At the launch on May 31, visitors and artists had the opportunity to mingle and admire more than 162 pieces in a cross-section of styles that make up the “Tomorrow Land” exhibition of student artwork from six Walkers Art Clubs. The after-school art clubs, now in their 11th year, have more than 300 participants ranging from preschoolers to high school students, including young people with special needs.
Instructors include Monica Powery, Simone Scott, David Bridgeman, Sarah McDougall and Chris Mann.
Through a combination of hands-on instruction and individual experimentation with art foundation principles, art club participants learn techniques, art history, self-confidence and how to form and articulate opinions about the work they are creating. In addition to individual art projects, students work collaboratively on projects that connect participants to one another across sociocultural divides and encourage them to appreciate the unique abilities of their peers.
“Visitors can expect to see many creative and colorful pieces by students, including drawings, paintings, chalk art, crafts, collage, mixed media, thatch work, masks and a host of installations,” said curator Candace Welcome.
“We will be showcasing installations of sea creatures, human figures, junk art and even a large rocket ship.”
She explained that she and instructor Monica Powery devised the rocket ship as a group project.

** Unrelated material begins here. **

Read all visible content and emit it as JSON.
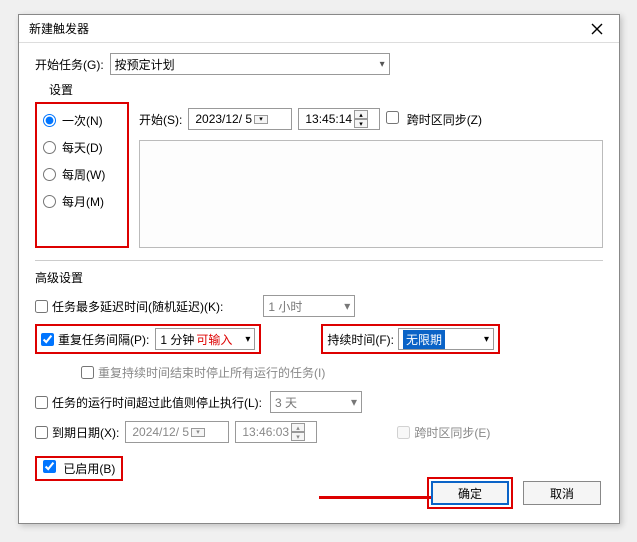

“In the first stages, we made a plan to design the body of the rocket ship based on Randy Chollette’s piece in the ‘Native Sons’ exhibition called ‘Love Is.’ We achieved this by drawing an illustration of the rocket ship and listing all the materials which we used over the year to complete it,” said Ms. Welcome.
“During class, we divided the tasks into three groups, making sure that each activity allowed the toddlers to participate with the help of their parents or guardians. This activity continued for two lessons, and for the first time in the pre-schoolers’ program this year, the kids were engaged in learning to create with a team of other little ones. This was a perfect way to teach the kids the value of teamwork and how to appreciate each child’s unique mark.”

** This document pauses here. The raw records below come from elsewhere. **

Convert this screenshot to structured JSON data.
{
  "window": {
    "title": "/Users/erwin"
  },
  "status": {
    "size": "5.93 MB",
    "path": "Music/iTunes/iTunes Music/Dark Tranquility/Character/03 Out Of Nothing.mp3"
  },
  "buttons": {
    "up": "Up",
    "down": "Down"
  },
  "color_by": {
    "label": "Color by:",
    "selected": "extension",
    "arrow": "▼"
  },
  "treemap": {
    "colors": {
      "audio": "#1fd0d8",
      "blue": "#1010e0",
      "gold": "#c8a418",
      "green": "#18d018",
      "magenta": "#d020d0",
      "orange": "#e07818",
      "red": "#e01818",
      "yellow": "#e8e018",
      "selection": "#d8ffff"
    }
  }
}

Walkers senior partner Mark Lewis noted that Walkers has worked closely with the National Gallery on a variety of children’s arts initiatives since 2002.

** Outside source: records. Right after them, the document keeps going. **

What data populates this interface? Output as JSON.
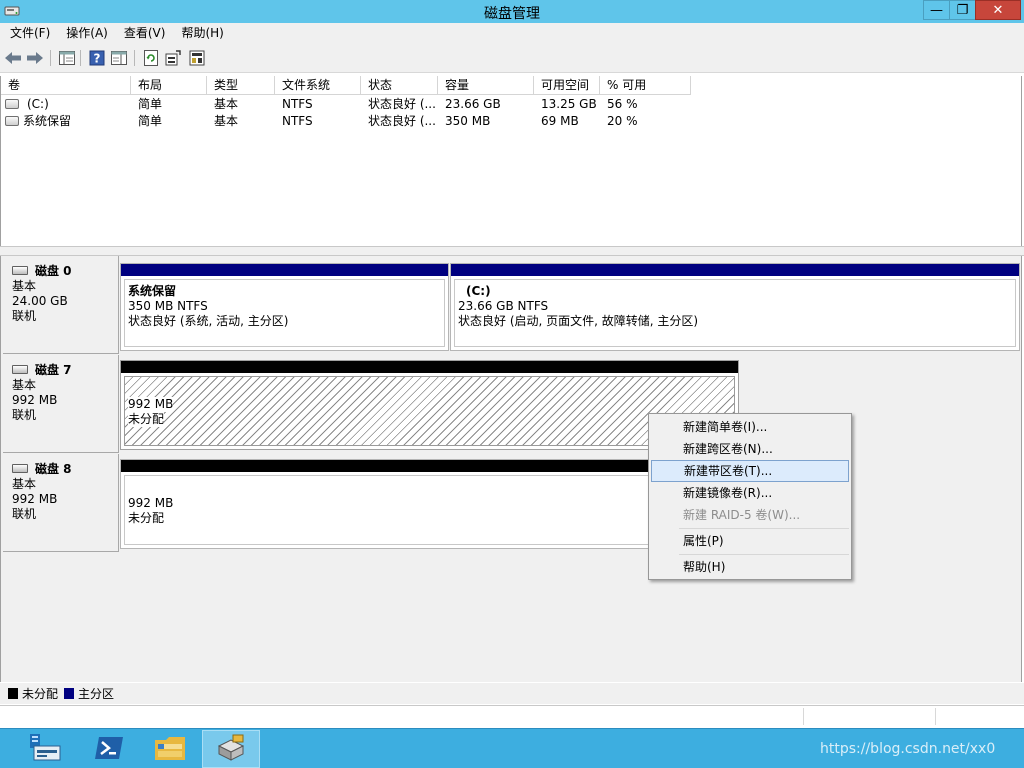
{
  "window": {
    "title": "磁盘管理",
    "minimize": "—",
    "maximize": "❐",
    "close": "✕"
  },
  "menu": [
    "文件(F)",
    "操作(A)",
    "查看(V)",
    "帮助(H)"
  ],
  "toolbar": {
    "icons": [
      "back-arrow-icon",
      "forward-arrow-icon",
      "show-hide-tree-icon",
      "help-icon",
      "properties-view-icon",
      "refresh-icon",
      "rescan-disks-icon",
      "disk-settings-icon"
    ]
  },
  "volumes": {
    "columns": [
      "卷",
      "布局",
      "类型",
      "文件系统",
      "状态",
      "容量",
      "可用空间",
      "% 可用"
    ],
    "rows": [
      [
        "(C:)",
        "简单",
        "基本",
        "NTFS",
        "状态良好 (...",
        "23.66 GB",
        "13.25 GB",
        "56 %"
      ],
      [
        "系统保留",
        "简单",
        "基本",
        "NTFS",
        "状态良好 (...",
        "350 MB",
        "69 MB",
        "20 %"
      ]
    ]
  },
  "disks": [
    {
      "name": "磁盘 0",
      "type": "基本",
      "size": "24.00 GB",
      "status": "联机",
      "partitions": [
        {
          "title": "系统保留",
          "size": "350 MB NTFS",
          "status": "状态良好 (系统, 活动, 主分区)"
        },
        {
          "title": "(C:)",
          "size": "23.66 GB NTFS",
          "status": "状态良好 (启动, 页面文件, 故障转储, 主分区)"
        }
      ]
    },
    {
      "name": "磁盘 7",
      "type": "基本",
      "size": "992 MB",
      "status": "联机",
      "partitions": [
        {
          "size": "992 MB",
          "status": "未分配"
        }
      ]
    },
    {
      "name": "磁盘 8",
      "type": "基本",
      "size": "992 MB",
      "status": "联机",
      "partitions": [
        {
          "size": "992 MB",
          "status": "未分配"
        }
      ]
    }
  ],
  "legend": [
    {
      "label": "未分配",
      "color": "#000000"
    },
    {
      "label": "主分区",
      "color": "#000080"
    }
  ],
  "context_menu": {
    "items": [
      "新建简单卷(I)...",
      "新建跨区卷(N)...",
      "新建带区卷(T)...",
      "新建镜像卷(R)...",
      "新建 RAID-5 卷(W)...",
      "属性(P)",
      "帮助(H)"
    ],
    "highlighted": "新建带区卷(T)...",
    "disabled": "新建 RAID-5 卷(W)..."
  },
  "taskbar": {
    "apps": [
      "server-manager-icon",
      "powershell-icon",
      "file-explorer-icon",
      "disk-management-icon"
    ],
    "watermark": "https://blog.csdn.net/xx0"
  },
  "colors": {
    "titlebar": "#5fc5ea",
    "taskbar": "#3daee0",
    "primary_partition": "#000080",
    "unallocated": "#000000",
    "menu_highlight": "#dcebfc"
  }
}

“The Walkers Art Club is a creative, engaging, and accessible after-school program which enables students of different age groups from both public and private schools to meet and interact over art,” he said.
“We are immensely proud of the program and delighted to be invited to open the third annual Walkers Art Club exhibition, [and] we are looking forward to seeing the inspiring array of artwork on display and witnessing firsthand the remarkable talent of Cayman’s young artists.”
Numerous accolades from parents and teachers of children taking part in the clubs reflect the positive impact the program is having on the lives of the participants, especially in allowing them express themselves in alternative ways, and by giving them access to art instruction that is otherwise out of reach.
“As we aim to develop talent and nurture creativity at the National Gallery, we look forward to watching students from the Walkers Art Clubs pursue further qualifications in the arts and to becoming our creative innovators of tomorrow,” said the gallery’s operations and programs manager, Tanya Whiteside.
“We commend Walkers for their long-term commitment to this program and are grateful for their ongoing support,” said gallery director, Natalie Urquhart.
The “Tomorrow Land” exhibition runs until June 15.